  • An indirect read at byte length was performed using pre-decrement or post-increment, at an even address. (e.g. MOVE.B (A0)+,D0 or MOVE.B -(A0),D0 where A0 contained an even memory address.)

If the programmer is smart with the way they encode byte-length data they can avoid this problem entirely with little effort.

One way is to separate byte-length data into its own table.

DC.B $20,$40,$60,$80
DC.W $1000,$2000,$3000,$4000

Another way is to pad the data with an extra byte, so that there is an even number of entries in the table. This becomes impractical with large data tables, so the EVEN directive can be placed after a series of bytes. If the byte count is odd, EVEN will pad the data with an extra byte. If it's already even, the EVEN command is ignored. This saves you the trouble of having to count a long series of bytes without worrying about wasting space.

MyString: DC.B "HELLO WORLD 12345678900000",0
EVEN ;some assemblers require this to be on its own line

A third way is to perform a "dummy read." This is when a value is read from an address using pre-decrement or post-increment, with the sole purpose of moving the pointer, and the value being read is of zero interest. This method lets you work with mixed data types in the same table, but it requires the programmer to know in advance where the byte-length data begins and ends.

DC.B $02,$03,$04
DC.W $0345
LEA TestData,A0 ;load effective address of TestData into A0.
MOVE.B (A0)+,(A1)+ ;copy $02 to a new memory location
MOVE.B (A0)+,(A1)+ ;copy $03 to a new memory location
MOVE.B (A0)+,(A1)+ ;copy $04 to a new memory location
;if we did MOVE.W (A0)+,(A1)+ now we'd crash. First we need to adjust the pointers.
MOVE.B (A0)+,D7 ;dummy read to D7. Now A0 is word aligned.
MOVE.B (A1)+,D7 ;dummy read to D7. Now A0 is word aligned.
MOVE.W (A0)+,(A1)+ ;copy $0345 to a new memory location

Using ADDA.L #1,A0 and ADDA.L #1,A1 would have worked also, instead of the dummy read. The 68000 gives the programmer a lot of different ways to do a task.
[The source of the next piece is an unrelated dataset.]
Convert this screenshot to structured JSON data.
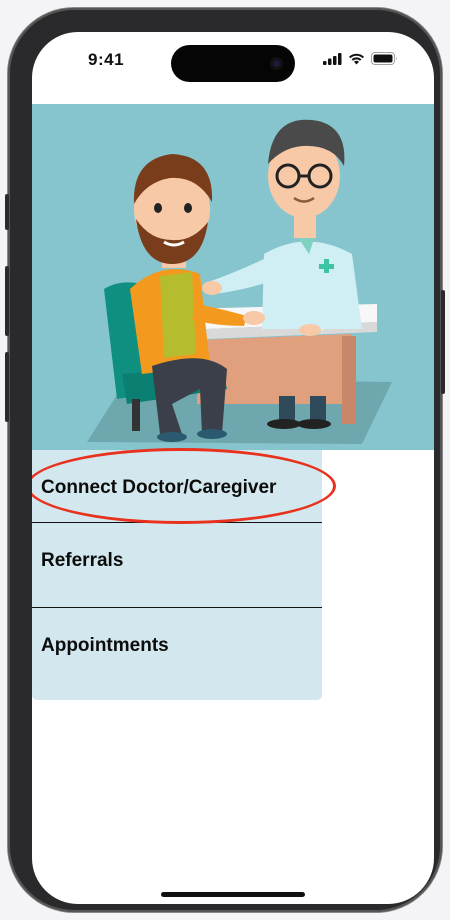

Subroutines work exactly the same as they do in 6502 Assembly. Even the commands are the same; JSR and RTS. The only difference is that return spoofing doesn't require the return address to be decremented by 1. The 68000 also adds BSR for nearby subroutines. These still need to end in an RTS just the same, but saves CPU cycles compared to a JSR.


  1. 'Akuyou', Keith. Learn Multiplatform Assembly Programming with Chibiakumas! Las Vegas, NV. Self-published, 05 April 2021.
  2. [ChibiAkumas Motorola 68000 Tutorial]
  3. [68000 Tricks and Traps]

It has been suggested that this language be merged with M680x0 . See that page's talk page